Task details | Would you quote every entry exactly, dropping only the pictures?

[[ Records supplied open ]]

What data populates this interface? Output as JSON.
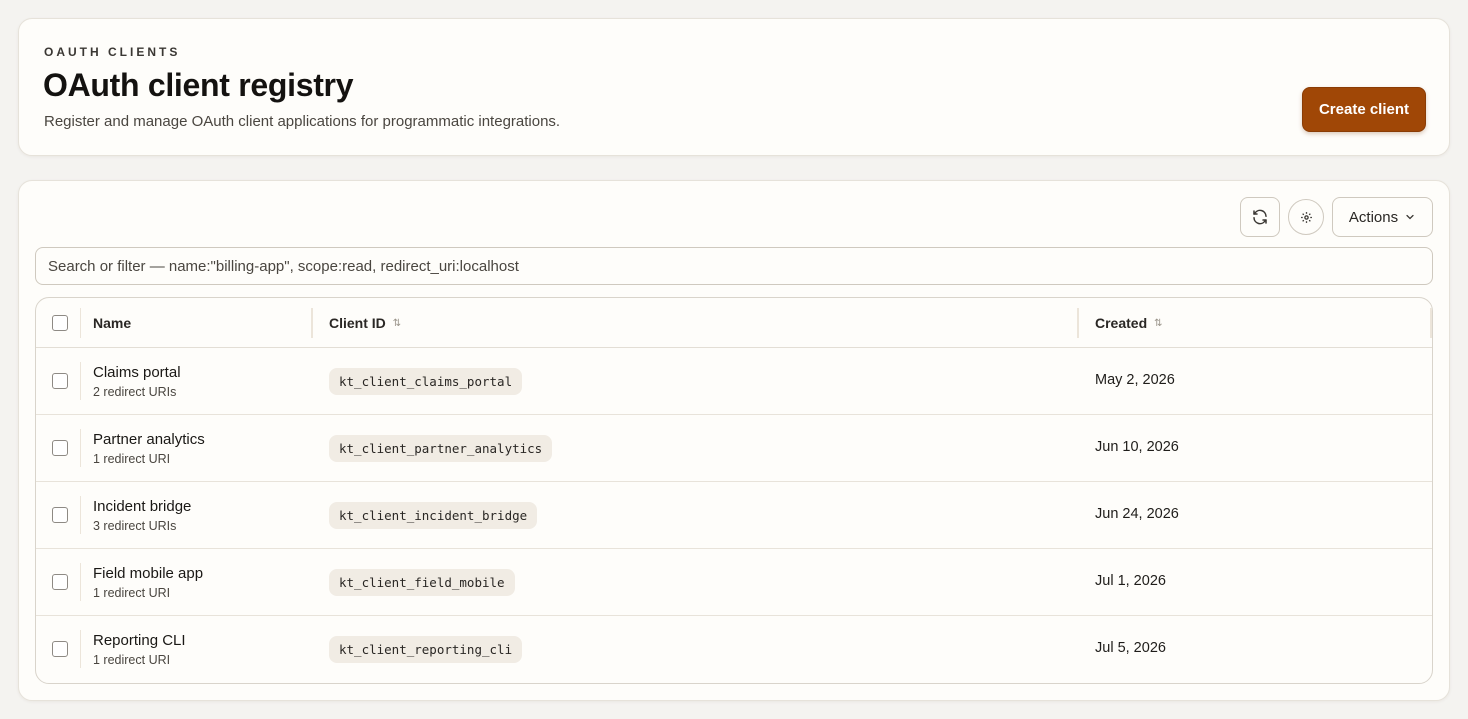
{
  "header": {
    "eyebrow": "OAUTH CLIENTS",
    "title": "OAuth client registry",
    "subtitle": "Register and manage OAuth client applications for programmatic integrations.",
    "create_label": "Create client"
  },
  "toolbar": {
    "refresh_icon": "refresh-icon",
    "settings_icon": "gear-icon",
    "actions_label": "Actions"
  },
  "search": {
    "placeholder": "Search or filter — name:\"billing-app\", scope:read, redirect_uri:localhost",
    "value": ""
  },
  "table": {
    "columns": [
      "Name",
      "Client ID",
      "Created"
    ],
    "rows": [
      {
        "name": "Claims portal",
        "sub": "2 redirect URIs",
        "client_id": "kt_client_claims_portal",
        "created": "May 2, 2026"
      },
      {
        "name": "Partner analytics",
        "sub": "1 redirect URI",
        "client_id": "kt_client_partner_analytics",
        "created": "Jun 10, 2026"
      },
      {
        "name": "Incident bridge",
        "sub": "3 redirect URIs",
        "client_id": "kt_client_incident_bridge",
        "created": "Jun 24, 2026"
      },
      {
        "name": "Field mobile app",
        "sub": "1 redirect URI",
        "client_id": "kt_client_field_mobile",
        "created": "Jul 1, 2026"
      },
      {
        "name": "Reporting CLI",
        "sub": "1 redirect URI",
        "client_id": "kt_client_reporting_cli",
        "created": "Jul 5, 2026"
      }
    ]
  },
  "colors": {
    "accent": "#a04706",
    "background": "#f4f3f0",
    "card": "#fefdfa"
  }
}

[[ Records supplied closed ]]

Answer to the exercise |
What data populates this interface? Output as JSON.
{
  "header": {
    "eyebrow": "OAUTH CLIENTS",
    "title": "OAuth client registry",
    "subtitle": "Register and manage OAuth client applications for programmatic integrations.",
    "create_label": "Create client"
  },
  "toolbar": {
    "refresh_icon": "refresh-icon",
    "settings_icon": "gear-icon",
    "actions_label": "Actions"
  },
  "search": {
    "placeholder": "Search or filter — name:\"billing-app\", scope:read, redirect_uri:localhost",
    "value": ""
  },
  "table": {
    "columns": [
      "Name",
      "Client ID",
      "Created"
    ],
    "rows": [
      {
        "name": "Claims portal",
        "sub": "2 redirect URIs",
        "client_id": "kt_client_claims_portal",
        "created": "May 2, 2026"
      },
      {
        "name": "Partner analytics",
        "sub": "1 redirect URI",
        "client_id": "kt_client_partner_analytics",
        "created": "Jun 10, 2026"
      },
      {
        "name": "Incident bridge",
        "sub": "3 redirect URIs",
        "client_id": "kt_client_incident_bridge",
        "created": "Jun 24, 2026"
      },
      {
        "name": "Field mobile app",
        "sub": "1 redirect URI",
        "client_id": "kt_client_field_mobile",
        "created": "Jul 1, 2026"
      },
      {
        "name": "Reporting CLI",
        "sub": "1 redirect URI",
        "client_id": "kt_client_reporting_cli",
        "created": "Jul 5, 2026"
      }
    ]
  },
  "colors": {
    "accent": "#a04706",
    "background": "#f4f3f0",
    "card": "#fefdfa"
  }
}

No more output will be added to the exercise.